At times, Biden seems to think that he’s not the only time traveler walking among us. He speaks of Republicans as if they will awaken from a fugue state, with the fog clearing from their vision, if Trump is defeated. But the Republicans in the Senate when Biden arrived in the early 1970s bear no resemblance to today’s breed. Biden’s colleagues of a half-century ago included a platoon of moderates and liberals: Lowell Weicker of Connecticut, Charles Percy of Illinois, Edward Brooke of Massachusetts, Clifford Case of New Jersey, Jacob Javits of New York, Howard Baker of Tennessee, George Aiken of Vermont.
Over the decades he served in with Senate, Biden witnessed the disappearance of such Republicans, as well as the steady erosion of comity.
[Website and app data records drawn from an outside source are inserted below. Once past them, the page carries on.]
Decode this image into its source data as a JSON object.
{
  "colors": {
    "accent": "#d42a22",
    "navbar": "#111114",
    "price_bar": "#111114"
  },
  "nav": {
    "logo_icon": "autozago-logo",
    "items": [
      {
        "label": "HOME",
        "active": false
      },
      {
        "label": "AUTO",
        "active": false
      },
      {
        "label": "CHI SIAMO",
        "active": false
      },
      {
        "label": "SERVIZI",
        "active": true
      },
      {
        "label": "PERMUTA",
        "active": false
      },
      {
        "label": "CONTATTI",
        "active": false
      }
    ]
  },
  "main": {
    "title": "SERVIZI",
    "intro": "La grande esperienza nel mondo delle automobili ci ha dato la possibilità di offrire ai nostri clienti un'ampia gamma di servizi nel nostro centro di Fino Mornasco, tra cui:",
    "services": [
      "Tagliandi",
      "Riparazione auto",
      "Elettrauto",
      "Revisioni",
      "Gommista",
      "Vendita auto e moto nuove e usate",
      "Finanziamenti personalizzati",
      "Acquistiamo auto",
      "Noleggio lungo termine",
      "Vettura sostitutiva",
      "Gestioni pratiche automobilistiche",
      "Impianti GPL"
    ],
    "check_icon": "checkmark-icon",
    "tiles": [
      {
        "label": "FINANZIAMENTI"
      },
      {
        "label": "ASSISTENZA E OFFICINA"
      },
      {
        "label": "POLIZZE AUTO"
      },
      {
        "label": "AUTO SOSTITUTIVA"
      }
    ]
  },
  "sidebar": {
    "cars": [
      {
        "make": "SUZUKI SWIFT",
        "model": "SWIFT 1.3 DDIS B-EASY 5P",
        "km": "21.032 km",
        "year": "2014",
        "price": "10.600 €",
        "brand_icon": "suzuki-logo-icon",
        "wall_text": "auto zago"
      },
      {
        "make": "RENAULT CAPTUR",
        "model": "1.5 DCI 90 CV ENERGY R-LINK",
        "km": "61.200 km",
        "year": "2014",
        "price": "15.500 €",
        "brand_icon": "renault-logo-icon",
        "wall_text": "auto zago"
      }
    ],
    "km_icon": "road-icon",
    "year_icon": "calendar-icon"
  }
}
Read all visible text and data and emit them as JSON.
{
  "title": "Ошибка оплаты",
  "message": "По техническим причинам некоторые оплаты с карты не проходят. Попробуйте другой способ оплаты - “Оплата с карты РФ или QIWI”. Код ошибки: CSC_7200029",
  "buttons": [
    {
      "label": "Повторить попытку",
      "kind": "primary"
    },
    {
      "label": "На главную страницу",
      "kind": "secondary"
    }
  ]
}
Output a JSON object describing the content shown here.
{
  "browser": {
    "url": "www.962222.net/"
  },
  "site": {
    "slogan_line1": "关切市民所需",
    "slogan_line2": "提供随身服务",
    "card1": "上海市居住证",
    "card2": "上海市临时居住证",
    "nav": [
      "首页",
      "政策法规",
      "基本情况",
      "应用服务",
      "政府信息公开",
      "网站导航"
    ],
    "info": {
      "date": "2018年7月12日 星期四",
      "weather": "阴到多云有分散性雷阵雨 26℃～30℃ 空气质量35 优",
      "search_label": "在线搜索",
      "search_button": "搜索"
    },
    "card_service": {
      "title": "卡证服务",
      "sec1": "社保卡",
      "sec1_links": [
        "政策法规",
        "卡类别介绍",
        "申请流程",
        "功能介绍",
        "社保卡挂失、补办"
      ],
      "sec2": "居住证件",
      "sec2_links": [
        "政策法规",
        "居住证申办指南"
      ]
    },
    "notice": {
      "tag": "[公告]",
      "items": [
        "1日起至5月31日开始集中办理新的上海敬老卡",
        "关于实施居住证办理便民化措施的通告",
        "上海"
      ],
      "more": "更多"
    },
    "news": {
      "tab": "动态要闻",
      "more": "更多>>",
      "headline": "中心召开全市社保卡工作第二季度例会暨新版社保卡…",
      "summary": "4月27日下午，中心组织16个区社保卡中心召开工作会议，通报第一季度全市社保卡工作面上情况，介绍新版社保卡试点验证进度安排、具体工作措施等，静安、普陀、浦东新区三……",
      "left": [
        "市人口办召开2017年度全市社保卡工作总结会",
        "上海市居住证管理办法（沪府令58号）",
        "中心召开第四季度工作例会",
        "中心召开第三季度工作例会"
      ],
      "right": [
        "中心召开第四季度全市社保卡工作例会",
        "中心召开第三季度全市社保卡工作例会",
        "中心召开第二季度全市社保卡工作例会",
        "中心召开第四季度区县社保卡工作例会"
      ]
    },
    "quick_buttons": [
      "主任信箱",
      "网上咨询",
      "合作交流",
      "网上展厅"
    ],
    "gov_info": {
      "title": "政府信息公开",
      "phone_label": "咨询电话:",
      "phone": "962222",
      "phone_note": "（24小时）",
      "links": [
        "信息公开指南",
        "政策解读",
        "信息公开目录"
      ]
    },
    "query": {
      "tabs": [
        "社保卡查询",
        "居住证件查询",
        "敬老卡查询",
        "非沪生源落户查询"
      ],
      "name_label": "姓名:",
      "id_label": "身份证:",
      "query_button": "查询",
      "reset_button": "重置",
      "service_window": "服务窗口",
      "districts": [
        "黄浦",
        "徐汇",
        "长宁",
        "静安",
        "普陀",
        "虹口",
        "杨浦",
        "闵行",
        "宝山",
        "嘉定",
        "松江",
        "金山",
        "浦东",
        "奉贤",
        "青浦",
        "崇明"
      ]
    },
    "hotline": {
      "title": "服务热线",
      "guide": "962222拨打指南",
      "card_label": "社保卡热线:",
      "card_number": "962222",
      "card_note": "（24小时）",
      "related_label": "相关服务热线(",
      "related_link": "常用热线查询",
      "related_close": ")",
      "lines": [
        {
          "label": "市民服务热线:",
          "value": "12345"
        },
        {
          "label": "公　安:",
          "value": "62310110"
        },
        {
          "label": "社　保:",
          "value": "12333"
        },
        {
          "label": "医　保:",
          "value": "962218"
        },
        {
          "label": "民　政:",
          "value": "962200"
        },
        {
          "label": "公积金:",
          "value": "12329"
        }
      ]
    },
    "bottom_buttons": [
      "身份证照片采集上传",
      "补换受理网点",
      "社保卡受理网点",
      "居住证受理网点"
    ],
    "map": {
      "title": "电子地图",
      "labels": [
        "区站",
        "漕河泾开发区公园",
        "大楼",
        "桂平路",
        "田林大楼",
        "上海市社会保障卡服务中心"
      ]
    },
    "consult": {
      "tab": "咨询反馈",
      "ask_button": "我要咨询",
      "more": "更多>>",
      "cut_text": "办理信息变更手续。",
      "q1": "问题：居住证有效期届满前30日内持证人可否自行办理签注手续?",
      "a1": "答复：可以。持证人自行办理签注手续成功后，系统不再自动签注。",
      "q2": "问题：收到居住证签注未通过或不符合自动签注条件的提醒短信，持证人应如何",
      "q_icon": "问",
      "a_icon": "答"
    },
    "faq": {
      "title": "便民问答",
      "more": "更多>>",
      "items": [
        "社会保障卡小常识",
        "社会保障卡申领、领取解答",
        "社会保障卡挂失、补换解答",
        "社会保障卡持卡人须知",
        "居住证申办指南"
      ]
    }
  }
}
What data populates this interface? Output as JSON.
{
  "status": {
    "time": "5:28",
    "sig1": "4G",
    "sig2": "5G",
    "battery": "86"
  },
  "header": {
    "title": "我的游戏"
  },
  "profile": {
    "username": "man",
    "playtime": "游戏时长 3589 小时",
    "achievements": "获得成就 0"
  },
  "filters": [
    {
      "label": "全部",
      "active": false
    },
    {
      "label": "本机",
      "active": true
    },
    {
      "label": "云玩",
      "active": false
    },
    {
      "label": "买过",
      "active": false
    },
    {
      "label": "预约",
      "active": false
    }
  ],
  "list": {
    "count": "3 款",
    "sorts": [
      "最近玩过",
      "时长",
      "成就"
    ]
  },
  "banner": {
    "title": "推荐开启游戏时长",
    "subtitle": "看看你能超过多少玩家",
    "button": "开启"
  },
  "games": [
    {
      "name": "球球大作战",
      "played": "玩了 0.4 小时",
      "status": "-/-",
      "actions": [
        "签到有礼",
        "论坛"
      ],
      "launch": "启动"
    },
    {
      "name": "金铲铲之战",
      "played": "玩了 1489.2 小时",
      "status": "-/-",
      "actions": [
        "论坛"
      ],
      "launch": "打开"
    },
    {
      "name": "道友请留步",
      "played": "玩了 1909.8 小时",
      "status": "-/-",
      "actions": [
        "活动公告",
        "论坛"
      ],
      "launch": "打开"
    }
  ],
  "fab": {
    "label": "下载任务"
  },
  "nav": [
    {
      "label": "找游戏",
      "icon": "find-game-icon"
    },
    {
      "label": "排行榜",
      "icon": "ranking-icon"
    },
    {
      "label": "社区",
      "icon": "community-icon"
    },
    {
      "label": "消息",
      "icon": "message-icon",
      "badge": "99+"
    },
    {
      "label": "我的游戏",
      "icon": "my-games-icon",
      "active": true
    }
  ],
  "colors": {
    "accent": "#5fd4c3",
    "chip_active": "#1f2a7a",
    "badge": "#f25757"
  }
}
Biden may remember Bob Dole’s assertion at the 1996 GOP convention that Bill Clinton “is my opponent, not my enemy.” But today, Biden is running against a president who literally calls Democrats treasonous enemies who want to destroy the country. To win his party’s presidential nomination, Biden needs to acknowledge that he sees the rogue elephant in the room, that he is aware of our present moment, that he is not under the delusion that the very real comity of his youth is anything close to reality today.
The perils of a time-traveling candidate are also visible in Biden’s jokes about young women, as when he tells the parents or brothers of a pre-adolescent girl: “You’ve got one job here: keep the guys away from your sister.” He said to Alaska Sen. Dan Sullivan, after meeting his teenage daughters, “I want to know, do you have a big, big fence around your house?” It’s a line Biden has used on a more or less regular basis, as is this “advice” he has given to more than one young girl: “Just remember, no serious guys until you’re 30.”
These jokes may have resonated 40 or 50 years ago. No doubt they went down well at Rotary Clubs and union halls in the 1970s, along with quips about the spending habits of wives. In 2019, they are as anachronistic as his habit of offering unsolicited hugs and back rubs. In today’s #MeToo environment, jokes about helpless women who need the aid of their family members to ward off predatory males sound creepy and clueless. It takes nothing away from Biden’s lifelong support for women’s rights to note that there’s something off about all this, as though he were campaigning in another time and place.
Of course, should Biden win the nomination, he will be competing against another time traveler, a figure who seems to have stepped out of the New York City of four decades ago, fixated on staggeringly high crime rates, racial divisiveness and Archie Bunker’s grievances. (The president is apparently helpless in dealing with the mysteries of the computer, preferring hard copy as any citizen of 1975 would.) The difference, though, is that the heart and soul of Donald Trump’s political party shares the backward-looking frame through which he sees the world, while Biden’s party is light years away from where it was two generations ago.
It is by now a commonplace to note the advantages Biden brings to the race come with liabilities. His experience makes him a comforting familiar figure to most Democrats, but it also means he must explain parts of his career that took place when the political climate was very different from now. The greater liability, however, may not lie in his decades of voting records or his past opposition to busing or support for the Hyde Amendment, but in the sense that he is restoring a Democratic Party that younger liberals want to bury. Biden’s future depends on his capacity to free himself from the past that made him.